**Task item**
Report the count of lines below that include "screenshot", without any other text.

**Input for this task**
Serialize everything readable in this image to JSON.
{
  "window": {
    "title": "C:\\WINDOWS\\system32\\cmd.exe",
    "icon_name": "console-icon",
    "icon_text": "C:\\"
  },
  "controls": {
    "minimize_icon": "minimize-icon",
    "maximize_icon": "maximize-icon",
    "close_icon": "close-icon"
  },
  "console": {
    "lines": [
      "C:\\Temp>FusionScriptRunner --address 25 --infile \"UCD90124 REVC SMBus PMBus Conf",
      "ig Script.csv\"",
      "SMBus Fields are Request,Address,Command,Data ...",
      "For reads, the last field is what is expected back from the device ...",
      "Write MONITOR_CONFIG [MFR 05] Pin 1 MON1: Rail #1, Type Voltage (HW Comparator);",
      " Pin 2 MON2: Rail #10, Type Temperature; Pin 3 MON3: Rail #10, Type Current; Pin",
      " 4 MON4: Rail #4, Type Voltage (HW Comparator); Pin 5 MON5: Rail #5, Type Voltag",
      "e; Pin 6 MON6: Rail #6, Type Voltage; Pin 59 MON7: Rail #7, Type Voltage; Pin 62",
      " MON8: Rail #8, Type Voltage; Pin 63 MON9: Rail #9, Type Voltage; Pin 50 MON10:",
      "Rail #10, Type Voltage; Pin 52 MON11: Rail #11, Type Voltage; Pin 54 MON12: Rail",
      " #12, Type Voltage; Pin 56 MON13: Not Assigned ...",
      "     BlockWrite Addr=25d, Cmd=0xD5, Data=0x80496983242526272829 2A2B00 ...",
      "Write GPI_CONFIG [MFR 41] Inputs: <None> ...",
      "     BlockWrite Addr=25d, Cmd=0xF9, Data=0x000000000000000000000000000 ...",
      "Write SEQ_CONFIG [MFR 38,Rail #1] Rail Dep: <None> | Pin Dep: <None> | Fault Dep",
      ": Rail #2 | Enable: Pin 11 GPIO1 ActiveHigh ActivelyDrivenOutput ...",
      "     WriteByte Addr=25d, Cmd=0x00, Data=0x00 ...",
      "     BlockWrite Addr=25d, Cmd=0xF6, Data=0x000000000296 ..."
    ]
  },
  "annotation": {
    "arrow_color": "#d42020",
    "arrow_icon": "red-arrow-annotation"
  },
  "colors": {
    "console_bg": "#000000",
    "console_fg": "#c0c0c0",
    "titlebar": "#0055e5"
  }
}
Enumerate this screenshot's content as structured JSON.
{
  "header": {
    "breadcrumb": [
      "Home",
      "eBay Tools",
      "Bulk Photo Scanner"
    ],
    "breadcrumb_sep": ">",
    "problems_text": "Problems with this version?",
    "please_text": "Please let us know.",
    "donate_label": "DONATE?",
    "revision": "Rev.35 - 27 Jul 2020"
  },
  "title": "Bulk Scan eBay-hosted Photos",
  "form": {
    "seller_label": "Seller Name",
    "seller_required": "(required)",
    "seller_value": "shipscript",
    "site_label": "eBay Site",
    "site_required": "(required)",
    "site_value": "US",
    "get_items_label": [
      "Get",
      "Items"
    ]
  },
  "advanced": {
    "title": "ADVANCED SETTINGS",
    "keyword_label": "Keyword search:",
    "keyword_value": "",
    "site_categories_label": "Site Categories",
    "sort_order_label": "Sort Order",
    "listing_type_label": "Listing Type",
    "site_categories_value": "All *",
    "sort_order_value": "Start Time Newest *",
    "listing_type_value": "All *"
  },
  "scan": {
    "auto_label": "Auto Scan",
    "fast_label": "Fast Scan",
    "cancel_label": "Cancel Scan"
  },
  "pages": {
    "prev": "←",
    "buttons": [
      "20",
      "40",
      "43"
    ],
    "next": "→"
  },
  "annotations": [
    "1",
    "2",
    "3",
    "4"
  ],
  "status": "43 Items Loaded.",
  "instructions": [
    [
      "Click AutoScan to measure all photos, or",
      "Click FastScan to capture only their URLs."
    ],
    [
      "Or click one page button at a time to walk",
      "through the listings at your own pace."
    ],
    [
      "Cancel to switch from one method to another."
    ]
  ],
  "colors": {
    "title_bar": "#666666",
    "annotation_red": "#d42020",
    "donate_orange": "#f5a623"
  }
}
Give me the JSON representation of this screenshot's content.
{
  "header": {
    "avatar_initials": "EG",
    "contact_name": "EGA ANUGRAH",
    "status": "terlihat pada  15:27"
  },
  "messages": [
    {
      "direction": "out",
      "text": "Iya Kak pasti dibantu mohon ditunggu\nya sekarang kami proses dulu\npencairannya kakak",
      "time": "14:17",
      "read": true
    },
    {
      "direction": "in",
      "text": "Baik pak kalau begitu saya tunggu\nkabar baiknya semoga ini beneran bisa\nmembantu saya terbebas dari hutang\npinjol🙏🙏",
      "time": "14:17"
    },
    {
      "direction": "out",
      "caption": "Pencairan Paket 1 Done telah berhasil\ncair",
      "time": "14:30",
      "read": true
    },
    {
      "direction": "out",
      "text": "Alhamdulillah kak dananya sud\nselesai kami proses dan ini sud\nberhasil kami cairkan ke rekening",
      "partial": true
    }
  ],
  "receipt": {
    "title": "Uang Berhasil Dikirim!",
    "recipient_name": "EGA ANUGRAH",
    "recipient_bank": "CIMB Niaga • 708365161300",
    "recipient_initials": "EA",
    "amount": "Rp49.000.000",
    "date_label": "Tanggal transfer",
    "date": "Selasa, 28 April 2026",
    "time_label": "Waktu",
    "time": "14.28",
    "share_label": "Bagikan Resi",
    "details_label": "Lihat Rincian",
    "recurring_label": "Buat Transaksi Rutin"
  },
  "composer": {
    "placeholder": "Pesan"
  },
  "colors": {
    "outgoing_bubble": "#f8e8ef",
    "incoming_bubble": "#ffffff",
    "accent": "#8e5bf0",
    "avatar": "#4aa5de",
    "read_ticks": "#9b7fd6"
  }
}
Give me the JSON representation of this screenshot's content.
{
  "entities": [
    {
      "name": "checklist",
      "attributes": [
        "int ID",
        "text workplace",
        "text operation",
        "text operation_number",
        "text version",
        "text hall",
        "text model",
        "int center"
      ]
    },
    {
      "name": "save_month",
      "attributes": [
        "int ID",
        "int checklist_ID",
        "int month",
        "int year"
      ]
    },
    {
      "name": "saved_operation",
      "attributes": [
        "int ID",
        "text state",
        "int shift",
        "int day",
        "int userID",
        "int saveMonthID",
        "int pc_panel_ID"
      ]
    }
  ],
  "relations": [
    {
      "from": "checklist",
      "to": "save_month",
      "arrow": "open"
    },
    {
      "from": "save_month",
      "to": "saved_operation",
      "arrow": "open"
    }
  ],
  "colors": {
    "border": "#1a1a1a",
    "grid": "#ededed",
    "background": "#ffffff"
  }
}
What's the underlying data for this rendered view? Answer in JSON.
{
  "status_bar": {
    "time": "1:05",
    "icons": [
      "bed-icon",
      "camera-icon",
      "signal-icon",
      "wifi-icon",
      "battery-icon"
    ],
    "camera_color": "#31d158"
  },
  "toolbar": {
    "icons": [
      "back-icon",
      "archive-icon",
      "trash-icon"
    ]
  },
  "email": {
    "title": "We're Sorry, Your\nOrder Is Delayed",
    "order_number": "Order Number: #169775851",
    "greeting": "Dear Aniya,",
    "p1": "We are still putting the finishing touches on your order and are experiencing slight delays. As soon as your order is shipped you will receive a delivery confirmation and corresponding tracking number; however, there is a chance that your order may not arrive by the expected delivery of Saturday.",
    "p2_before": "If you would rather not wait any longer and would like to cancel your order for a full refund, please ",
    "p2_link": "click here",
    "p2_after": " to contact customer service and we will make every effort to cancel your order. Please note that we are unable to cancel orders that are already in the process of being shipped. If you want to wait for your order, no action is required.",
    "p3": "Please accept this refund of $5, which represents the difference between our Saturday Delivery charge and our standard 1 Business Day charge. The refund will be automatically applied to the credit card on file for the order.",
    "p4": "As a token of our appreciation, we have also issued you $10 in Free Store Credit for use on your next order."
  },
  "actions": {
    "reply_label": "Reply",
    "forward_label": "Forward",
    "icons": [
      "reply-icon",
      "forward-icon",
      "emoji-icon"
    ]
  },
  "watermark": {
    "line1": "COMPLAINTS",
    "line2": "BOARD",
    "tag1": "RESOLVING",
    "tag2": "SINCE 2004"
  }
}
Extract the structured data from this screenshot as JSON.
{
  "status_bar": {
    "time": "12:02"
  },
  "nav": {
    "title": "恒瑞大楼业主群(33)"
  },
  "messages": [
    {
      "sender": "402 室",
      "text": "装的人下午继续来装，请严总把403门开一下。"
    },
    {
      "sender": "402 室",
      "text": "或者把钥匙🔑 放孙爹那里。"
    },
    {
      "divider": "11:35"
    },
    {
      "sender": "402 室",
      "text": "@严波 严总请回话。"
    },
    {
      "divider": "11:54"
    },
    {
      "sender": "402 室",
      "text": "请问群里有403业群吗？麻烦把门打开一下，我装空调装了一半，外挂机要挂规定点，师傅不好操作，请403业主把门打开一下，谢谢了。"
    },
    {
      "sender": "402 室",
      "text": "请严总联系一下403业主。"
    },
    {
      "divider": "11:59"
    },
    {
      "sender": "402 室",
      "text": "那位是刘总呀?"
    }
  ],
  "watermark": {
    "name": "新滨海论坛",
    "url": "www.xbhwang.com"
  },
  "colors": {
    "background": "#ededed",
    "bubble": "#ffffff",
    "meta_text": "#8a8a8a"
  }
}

**Reply to the task**
4